If you grew up watching The Simpsons, and as it’s been on air since 1989 I’m assuming you did, then there is a chance that you have also played The Simpsons Arcade Game. If you have, then you will be pleased to know that it will once again be returning to your life, and if you haven’t, well, here’s an opportunity for you to become just a little bit cooler.
In 1991, The Simpsons Arcade Game made an appearance in the lives of The Simpsons fans. It was always the most popular game at the arcades and bowling alleys, and for good reason; its game play was similar to the Teenage Mutant Ninja Turtles arcade game, but players got to hear “eat my shorts” repeatedly while beating people up.
I’d like to think that Bart, my favorite character to play as, contributed to the plethora of insults and snarky behavior that I carry with me to this day.
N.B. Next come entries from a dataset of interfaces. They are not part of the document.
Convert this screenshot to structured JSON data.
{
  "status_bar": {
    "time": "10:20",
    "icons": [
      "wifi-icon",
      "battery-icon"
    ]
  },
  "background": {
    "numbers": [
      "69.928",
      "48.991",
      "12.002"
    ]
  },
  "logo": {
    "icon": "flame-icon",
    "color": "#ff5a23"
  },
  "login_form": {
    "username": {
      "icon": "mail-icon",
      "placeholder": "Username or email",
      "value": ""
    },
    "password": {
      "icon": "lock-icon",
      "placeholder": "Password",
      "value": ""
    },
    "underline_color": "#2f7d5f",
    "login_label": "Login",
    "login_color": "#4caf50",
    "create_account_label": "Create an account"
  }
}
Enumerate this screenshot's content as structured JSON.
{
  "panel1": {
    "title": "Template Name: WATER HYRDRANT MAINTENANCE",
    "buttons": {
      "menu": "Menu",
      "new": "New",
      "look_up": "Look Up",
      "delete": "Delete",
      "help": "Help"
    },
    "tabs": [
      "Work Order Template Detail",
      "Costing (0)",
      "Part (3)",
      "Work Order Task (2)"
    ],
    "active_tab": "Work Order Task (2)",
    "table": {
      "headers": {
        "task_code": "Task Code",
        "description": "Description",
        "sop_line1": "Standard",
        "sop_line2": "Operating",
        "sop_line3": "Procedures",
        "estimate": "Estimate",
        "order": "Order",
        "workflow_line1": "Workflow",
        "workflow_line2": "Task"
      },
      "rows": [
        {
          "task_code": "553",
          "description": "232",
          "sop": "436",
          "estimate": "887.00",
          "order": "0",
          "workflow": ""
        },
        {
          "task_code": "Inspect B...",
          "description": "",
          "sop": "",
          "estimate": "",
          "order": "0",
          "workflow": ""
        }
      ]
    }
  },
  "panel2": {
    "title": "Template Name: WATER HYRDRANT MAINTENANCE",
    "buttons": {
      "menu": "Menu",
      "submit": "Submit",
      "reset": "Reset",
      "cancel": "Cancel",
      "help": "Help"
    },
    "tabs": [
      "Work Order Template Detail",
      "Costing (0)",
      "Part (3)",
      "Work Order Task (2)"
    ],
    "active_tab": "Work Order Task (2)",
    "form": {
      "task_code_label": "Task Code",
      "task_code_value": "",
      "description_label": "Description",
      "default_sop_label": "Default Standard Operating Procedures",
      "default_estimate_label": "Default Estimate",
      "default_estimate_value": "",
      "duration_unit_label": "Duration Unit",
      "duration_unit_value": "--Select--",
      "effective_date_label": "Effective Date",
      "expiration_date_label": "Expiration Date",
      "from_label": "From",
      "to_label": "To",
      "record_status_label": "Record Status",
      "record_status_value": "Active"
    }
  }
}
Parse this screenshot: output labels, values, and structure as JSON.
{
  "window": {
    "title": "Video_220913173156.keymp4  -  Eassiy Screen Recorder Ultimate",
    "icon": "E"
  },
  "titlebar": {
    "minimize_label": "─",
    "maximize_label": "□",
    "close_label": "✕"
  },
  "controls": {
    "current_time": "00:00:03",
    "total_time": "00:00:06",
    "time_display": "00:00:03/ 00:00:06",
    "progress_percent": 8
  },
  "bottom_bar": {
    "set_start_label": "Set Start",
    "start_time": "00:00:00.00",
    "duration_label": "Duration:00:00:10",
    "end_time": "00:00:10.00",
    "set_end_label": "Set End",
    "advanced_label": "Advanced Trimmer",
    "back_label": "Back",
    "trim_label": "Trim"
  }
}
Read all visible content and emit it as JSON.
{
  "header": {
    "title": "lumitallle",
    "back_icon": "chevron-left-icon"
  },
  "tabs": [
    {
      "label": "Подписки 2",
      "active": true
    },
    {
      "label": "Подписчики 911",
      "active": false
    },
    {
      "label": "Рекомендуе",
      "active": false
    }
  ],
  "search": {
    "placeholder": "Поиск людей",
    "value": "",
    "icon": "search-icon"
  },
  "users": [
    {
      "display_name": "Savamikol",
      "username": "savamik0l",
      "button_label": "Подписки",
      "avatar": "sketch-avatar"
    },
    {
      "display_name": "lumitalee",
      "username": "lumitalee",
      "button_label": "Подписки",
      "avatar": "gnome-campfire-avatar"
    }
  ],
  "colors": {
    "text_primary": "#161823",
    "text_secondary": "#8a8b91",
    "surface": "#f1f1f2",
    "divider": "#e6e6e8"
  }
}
The game begins with an intro of Smithers trying to steal a diamond for Mr. Burns. After some comedic fumbling, Maggie ends up using the diamond as her pacifier, and Smithers steals not just the diamond, but also the baby, as any rational adult would do. As a player, it is your job to give chase and try to save Maggie from Smithers and his decrepit old boss, Mr. Burns, while hundreds of goons stand in your way. You get to choose between the remaining four family members and their bizarre weapon of choice: Marge has a vacuum cleaner, Homer punches and kicks in a doughnut filled rage, Bart uses his skateboard, and Lisa becomes a crazy dominatrix and starts using her jump rope as a whip.
So what does this have to do with you now? Well, Xbox Live and the Playstation Network have re-released the game, no quarters required.
Game play is similar to the original, the graphics are as pixilated as they were in 1991, and for 800 Microsoft Points, you can play as long as you want. The newly released version allows you to choose between arcade style (you choose which player you want to be and pretty much go at it alone) or as a united group. Go forth and relive your childhood, or someone else’s childhood, even if it’s for the epic music alone.